The in-game prompts for interaction, like climbing, stealth attacks, investigating, etc., are also minimal and intuitive, which supports the design tone here.

4. Seamless cinematics and flowing dialogue handling

I am always impressed as the transition between play and cinematic cutscene becomes more and more seamless. There is little shock in J: FO when the action moves from active play to cutscene. Additionally, I LOVE the passive conversations that Cal strikes up with BD-1 and other NPCs as you walk by or to them in the game world.

If you are more actively engaged in conversation with a character, the D-pad gives you access to several dialogue options, letting you drive the conversation more and more.

Things we learned about the story and feel of Star Wars Jedi: Fallen Order
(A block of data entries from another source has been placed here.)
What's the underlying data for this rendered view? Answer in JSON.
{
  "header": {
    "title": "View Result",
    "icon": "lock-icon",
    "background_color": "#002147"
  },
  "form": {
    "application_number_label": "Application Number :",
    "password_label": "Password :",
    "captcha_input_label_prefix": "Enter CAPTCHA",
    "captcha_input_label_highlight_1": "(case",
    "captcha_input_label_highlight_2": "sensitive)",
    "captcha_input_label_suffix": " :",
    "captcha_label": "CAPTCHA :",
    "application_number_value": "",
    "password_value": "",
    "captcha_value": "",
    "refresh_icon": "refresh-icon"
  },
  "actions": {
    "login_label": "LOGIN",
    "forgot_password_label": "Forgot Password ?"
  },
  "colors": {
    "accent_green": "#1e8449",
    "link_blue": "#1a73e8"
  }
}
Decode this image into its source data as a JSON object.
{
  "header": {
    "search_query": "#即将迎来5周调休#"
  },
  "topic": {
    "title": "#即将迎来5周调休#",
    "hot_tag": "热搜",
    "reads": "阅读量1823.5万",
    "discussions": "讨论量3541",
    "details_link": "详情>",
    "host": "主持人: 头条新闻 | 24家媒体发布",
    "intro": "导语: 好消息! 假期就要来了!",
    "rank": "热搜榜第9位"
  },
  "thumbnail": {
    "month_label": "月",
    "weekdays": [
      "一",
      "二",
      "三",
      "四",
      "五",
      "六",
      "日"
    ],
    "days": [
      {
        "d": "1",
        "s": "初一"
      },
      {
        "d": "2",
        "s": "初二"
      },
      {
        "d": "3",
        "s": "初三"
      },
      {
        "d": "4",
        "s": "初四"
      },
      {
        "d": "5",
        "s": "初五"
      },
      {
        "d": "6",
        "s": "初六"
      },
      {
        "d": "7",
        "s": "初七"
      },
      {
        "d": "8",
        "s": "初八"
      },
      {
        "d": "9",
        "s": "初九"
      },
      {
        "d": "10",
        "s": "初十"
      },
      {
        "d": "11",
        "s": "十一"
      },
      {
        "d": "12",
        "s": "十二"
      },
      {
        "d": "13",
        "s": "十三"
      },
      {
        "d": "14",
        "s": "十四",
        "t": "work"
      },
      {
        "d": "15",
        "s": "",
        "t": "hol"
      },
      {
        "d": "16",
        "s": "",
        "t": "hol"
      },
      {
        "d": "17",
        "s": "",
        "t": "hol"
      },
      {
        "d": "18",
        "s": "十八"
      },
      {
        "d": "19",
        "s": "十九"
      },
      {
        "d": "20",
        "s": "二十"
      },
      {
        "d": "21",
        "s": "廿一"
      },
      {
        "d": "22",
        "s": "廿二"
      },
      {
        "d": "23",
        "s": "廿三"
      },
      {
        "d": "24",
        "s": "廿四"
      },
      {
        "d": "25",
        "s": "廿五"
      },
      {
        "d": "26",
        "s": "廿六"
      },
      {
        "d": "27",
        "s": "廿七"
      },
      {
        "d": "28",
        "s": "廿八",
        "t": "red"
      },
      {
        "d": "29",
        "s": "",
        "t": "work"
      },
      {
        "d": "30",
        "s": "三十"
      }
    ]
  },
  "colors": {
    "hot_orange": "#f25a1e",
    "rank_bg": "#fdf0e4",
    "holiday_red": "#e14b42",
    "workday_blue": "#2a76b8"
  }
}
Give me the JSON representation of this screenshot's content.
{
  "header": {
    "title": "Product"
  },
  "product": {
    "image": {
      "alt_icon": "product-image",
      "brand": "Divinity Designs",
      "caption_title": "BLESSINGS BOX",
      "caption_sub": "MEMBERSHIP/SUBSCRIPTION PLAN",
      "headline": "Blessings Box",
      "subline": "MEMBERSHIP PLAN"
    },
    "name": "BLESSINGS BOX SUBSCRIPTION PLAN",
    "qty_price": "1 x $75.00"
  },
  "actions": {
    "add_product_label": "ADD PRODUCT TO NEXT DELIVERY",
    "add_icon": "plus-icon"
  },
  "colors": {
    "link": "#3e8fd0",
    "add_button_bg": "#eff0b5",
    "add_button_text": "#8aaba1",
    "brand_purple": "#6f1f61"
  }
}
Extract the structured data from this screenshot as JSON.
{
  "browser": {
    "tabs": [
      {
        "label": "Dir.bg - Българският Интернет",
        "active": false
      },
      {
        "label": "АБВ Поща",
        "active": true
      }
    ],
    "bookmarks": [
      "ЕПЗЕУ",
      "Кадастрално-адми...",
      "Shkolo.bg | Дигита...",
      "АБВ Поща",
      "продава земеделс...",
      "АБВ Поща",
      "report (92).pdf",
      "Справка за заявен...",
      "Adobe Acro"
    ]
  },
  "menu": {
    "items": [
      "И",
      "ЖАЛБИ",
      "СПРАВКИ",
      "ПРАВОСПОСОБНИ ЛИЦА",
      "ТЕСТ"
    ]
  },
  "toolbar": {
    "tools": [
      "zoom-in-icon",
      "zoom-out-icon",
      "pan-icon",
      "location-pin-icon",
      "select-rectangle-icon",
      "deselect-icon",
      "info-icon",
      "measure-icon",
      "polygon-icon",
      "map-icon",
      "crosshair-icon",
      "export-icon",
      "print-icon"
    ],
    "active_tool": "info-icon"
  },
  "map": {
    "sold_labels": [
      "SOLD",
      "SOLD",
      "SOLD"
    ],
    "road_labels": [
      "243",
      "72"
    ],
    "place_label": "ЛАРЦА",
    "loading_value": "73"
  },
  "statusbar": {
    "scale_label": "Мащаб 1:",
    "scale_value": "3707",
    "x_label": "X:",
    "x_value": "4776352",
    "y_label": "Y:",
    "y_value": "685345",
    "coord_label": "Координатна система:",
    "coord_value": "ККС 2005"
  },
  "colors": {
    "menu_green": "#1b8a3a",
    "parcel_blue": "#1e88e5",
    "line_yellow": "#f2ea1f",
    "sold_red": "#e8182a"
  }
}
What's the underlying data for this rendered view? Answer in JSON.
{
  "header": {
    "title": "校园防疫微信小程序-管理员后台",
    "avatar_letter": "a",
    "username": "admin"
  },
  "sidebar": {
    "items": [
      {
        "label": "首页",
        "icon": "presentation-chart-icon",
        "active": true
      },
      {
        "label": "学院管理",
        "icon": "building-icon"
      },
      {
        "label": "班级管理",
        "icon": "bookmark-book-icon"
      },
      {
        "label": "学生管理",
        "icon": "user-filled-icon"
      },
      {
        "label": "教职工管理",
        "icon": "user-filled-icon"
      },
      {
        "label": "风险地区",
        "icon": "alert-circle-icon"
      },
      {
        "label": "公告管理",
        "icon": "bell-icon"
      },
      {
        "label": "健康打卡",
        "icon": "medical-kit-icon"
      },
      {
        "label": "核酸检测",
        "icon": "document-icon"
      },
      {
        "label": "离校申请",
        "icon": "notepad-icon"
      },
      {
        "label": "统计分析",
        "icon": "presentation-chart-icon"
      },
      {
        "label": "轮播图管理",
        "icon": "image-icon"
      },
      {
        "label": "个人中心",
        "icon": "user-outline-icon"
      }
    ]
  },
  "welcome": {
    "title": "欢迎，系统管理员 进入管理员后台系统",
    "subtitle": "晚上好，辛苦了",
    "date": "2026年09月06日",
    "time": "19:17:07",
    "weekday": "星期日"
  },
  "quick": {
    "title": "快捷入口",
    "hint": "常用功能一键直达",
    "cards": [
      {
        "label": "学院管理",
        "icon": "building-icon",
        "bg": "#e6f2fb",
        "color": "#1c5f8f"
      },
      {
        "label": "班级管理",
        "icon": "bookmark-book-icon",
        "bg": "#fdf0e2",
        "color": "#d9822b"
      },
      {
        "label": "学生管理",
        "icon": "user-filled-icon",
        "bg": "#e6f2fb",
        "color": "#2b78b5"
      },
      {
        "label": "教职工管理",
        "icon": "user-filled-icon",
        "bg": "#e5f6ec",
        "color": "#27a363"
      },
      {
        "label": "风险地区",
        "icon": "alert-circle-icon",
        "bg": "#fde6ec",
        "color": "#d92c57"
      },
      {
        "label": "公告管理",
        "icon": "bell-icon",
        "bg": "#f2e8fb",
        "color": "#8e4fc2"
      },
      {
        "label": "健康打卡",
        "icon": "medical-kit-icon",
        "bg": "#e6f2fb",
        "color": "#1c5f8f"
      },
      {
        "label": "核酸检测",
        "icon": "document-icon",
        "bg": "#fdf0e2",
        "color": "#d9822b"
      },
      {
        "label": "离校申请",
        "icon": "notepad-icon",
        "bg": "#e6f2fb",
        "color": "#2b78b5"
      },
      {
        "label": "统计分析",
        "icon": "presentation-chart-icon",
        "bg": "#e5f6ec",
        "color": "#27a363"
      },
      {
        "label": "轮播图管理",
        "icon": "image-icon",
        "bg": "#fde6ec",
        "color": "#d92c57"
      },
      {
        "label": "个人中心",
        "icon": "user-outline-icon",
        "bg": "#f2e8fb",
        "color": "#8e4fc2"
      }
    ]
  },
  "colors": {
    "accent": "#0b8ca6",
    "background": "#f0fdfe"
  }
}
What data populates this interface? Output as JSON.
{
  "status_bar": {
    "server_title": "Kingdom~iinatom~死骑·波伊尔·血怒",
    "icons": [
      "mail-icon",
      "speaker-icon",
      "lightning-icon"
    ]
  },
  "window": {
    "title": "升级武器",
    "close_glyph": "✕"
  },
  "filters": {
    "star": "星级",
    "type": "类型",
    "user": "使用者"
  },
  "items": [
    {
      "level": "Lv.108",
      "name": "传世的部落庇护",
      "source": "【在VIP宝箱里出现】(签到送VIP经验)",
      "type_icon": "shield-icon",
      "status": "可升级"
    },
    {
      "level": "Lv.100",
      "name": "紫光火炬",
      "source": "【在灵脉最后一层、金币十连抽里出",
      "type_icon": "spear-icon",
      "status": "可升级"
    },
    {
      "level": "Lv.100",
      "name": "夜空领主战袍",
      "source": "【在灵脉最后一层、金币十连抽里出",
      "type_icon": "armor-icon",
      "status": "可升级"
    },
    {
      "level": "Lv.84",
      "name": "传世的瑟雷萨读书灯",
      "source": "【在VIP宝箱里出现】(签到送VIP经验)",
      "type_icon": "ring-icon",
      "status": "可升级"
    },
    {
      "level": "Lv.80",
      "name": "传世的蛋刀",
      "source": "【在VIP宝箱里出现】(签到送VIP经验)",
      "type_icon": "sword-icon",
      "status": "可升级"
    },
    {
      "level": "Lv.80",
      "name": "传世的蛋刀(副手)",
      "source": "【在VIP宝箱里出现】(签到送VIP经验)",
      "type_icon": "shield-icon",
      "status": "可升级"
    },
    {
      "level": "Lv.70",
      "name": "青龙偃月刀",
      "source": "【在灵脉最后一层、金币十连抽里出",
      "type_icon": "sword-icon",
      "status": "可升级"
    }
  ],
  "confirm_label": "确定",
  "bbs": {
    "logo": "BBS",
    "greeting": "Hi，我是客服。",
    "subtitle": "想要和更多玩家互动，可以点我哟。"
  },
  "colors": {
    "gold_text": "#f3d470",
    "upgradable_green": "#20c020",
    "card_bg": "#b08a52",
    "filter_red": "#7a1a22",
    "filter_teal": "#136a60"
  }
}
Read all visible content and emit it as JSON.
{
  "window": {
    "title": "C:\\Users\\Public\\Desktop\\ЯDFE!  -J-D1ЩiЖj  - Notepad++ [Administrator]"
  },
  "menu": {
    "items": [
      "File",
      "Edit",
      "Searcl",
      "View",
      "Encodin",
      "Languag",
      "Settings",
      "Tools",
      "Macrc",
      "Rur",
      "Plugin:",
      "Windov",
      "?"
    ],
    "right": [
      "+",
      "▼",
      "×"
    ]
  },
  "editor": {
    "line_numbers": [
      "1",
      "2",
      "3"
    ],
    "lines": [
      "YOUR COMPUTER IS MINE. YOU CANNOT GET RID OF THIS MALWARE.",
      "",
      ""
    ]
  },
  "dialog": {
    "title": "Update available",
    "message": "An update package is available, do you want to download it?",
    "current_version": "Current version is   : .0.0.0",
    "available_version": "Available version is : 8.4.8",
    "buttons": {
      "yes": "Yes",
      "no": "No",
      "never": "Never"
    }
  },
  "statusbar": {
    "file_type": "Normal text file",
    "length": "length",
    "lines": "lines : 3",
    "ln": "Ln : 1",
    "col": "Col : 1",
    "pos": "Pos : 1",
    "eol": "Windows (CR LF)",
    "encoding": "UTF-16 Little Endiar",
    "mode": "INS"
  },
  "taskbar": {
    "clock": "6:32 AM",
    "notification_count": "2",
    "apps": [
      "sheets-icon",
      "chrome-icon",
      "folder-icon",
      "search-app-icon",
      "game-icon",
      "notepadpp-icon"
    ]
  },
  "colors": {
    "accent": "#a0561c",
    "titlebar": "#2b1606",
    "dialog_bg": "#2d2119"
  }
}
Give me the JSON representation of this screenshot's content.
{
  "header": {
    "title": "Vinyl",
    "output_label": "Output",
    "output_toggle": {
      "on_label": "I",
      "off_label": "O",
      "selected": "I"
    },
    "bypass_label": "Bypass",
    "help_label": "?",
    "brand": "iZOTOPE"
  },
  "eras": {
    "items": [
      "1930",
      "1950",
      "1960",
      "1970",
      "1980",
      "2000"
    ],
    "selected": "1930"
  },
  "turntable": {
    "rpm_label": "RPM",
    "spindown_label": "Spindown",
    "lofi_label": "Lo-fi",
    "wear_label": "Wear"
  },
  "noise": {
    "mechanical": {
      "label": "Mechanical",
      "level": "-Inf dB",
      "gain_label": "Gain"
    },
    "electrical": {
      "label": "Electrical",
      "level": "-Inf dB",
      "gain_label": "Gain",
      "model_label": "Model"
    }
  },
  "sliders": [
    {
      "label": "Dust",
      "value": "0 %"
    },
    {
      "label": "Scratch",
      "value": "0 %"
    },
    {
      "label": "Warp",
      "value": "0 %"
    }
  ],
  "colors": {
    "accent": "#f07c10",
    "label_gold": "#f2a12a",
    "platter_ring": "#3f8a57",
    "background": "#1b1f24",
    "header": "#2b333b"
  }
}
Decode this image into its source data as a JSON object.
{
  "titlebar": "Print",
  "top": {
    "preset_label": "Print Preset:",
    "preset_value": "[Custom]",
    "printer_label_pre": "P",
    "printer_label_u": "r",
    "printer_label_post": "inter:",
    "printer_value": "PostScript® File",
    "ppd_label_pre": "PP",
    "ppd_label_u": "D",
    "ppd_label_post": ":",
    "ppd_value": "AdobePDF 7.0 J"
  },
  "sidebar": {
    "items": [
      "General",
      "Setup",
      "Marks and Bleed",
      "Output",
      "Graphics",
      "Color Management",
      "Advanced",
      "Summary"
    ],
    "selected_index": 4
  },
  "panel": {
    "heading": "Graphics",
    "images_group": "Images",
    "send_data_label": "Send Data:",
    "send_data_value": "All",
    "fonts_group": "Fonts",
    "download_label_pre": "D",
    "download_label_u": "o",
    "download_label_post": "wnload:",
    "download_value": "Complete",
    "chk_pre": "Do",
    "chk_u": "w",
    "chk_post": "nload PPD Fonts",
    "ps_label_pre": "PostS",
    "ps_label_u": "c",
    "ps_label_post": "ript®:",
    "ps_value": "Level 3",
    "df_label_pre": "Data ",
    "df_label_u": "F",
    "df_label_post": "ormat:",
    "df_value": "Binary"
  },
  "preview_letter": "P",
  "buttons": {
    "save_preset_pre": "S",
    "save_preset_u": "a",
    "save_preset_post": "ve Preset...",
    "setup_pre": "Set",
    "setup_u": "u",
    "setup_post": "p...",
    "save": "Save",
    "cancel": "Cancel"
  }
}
Cinematics
1. Questionable cameo by Forest Whitaker

Okay, this is more subjective and possibly unpopular, but this demo featured a cameo by Forest Whitaker reprising his role as Saw Gerrera from Rogue One. I personally didn’t like him in that role and it actually made most of Rogue One unwatchable for me. I have always had a problem with most A-listers popping up in Star Wars films in general, but I really felt like Whitaker’s delivery of the character (in both cases) was very “modern Earth”-feeling and contrasted with the rest of the lore and universe around him. In turn, this broke my immersion and took me out of the story, just as it did with Rogue One.

It was like, “Star Wars, Star Wars, Star Wars—oh hey look, it’s Forest Whitaker—Star Wars, Star Wars, Star Wars.” Know what I mean? I think this will be a divisive cameo for players and fans, and I wonder what other cameos we’ll see.

And if I see Hayden Christensen as a holo, I’m flipping a damn table.

2. Will it play and perform well – optimization and stuttering

The game seemed to chug or stutter a little around in-game scenes that handled a LOT of particles and explosions at once. It was rare and momentary, but often enough that it suggests there may still be some items on the “to be optimized” list. It is worth mentioning, however, that the game was being demoed and split across multiple screens, all morning long, and there were likely other variables that may have contributed. I’m not too worried about it.

Final thoughts

The Force

To wrap it all up, however, the Force is still strong with this one and I truly can’t wait to get my hands on this title. I’m confident that, provided the game’s evolution stays on its current pace, we will have a satisfying and calm delivery of what could be the story-driven, action-packed, saber-swinging Star Wars gaming epic we’ve been waiting patiently for.

I think Respawn has gotten that message.

Stay tuned for more first impressions and hands-on reviews from E3 2019 with SwitchedON Gamer. The next few days are going to be doubly packed with announcements, interviews, and breaking news, so stick with us!